§ Activity: Which lines of the records contain "icon"? Collect every one of them.

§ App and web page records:

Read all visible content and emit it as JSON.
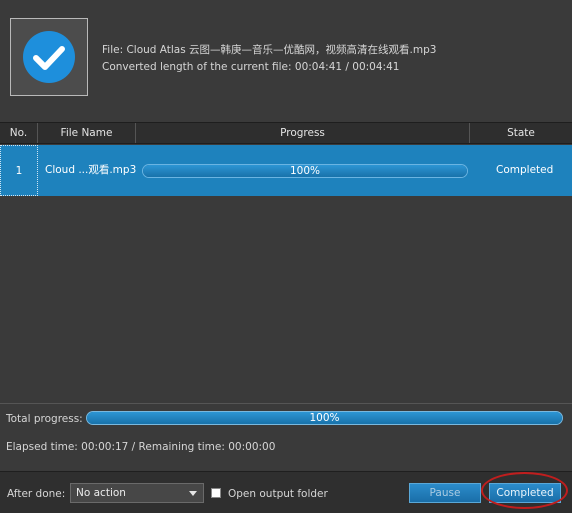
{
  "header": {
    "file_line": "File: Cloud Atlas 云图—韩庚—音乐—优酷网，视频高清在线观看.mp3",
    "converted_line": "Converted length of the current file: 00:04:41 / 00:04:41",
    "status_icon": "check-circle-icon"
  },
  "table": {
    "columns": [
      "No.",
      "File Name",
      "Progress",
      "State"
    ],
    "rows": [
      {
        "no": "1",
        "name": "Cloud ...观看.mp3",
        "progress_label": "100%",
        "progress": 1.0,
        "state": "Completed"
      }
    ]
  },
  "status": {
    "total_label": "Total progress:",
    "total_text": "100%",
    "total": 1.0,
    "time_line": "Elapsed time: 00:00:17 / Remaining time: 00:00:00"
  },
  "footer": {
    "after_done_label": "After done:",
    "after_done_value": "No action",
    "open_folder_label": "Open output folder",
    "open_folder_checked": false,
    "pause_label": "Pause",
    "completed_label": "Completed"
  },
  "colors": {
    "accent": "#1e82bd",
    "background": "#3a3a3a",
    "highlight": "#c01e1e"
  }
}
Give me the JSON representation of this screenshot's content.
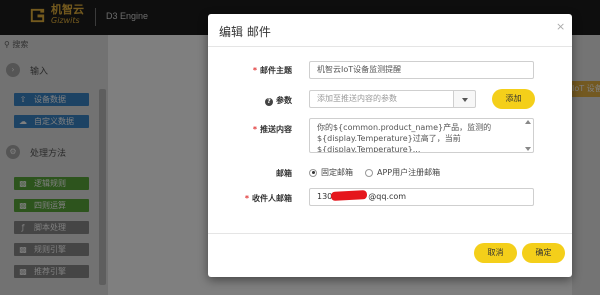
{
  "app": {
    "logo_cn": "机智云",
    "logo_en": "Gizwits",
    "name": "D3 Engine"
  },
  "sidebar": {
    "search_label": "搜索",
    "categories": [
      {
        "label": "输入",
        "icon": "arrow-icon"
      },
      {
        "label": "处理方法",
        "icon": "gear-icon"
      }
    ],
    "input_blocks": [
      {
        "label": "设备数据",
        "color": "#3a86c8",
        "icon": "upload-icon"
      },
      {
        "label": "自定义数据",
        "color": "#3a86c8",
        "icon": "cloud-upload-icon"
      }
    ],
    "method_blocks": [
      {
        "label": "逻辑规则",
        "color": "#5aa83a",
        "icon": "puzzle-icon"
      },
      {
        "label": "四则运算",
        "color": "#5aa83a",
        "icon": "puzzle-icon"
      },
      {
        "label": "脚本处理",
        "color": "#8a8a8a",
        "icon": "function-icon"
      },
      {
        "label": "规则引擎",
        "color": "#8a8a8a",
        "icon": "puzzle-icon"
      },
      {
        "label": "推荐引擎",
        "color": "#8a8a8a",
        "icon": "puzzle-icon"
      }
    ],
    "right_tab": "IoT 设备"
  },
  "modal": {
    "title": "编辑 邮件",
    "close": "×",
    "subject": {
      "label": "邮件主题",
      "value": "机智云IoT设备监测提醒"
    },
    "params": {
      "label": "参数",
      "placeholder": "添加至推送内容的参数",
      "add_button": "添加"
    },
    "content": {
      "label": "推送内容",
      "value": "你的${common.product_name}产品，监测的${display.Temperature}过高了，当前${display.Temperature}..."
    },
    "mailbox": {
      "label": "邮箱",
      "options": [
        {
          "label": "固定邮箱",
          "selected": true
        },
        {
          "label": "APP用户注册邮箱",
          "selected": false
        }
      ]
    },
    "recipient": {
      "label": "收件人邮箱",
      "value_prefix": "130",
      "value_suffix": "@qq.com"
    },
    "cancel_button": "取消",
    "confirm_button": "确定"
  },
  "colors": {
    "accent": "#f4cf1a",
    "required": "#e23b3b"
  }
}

§ Solution to this task:
    "status_icon": "check-circle-icon"
        "icon": "arrow-icon"
        "icon": "gear-icon"
        "icon": "upload-icon"
        "icon": "cloud-upload-icon"
        "icon": "puzzle-icon"
        "icon": "puzzle-icon"
        "icon": "function-icon"
        "icon": "puzzle-icon"
        "icon": "puzzle-icon"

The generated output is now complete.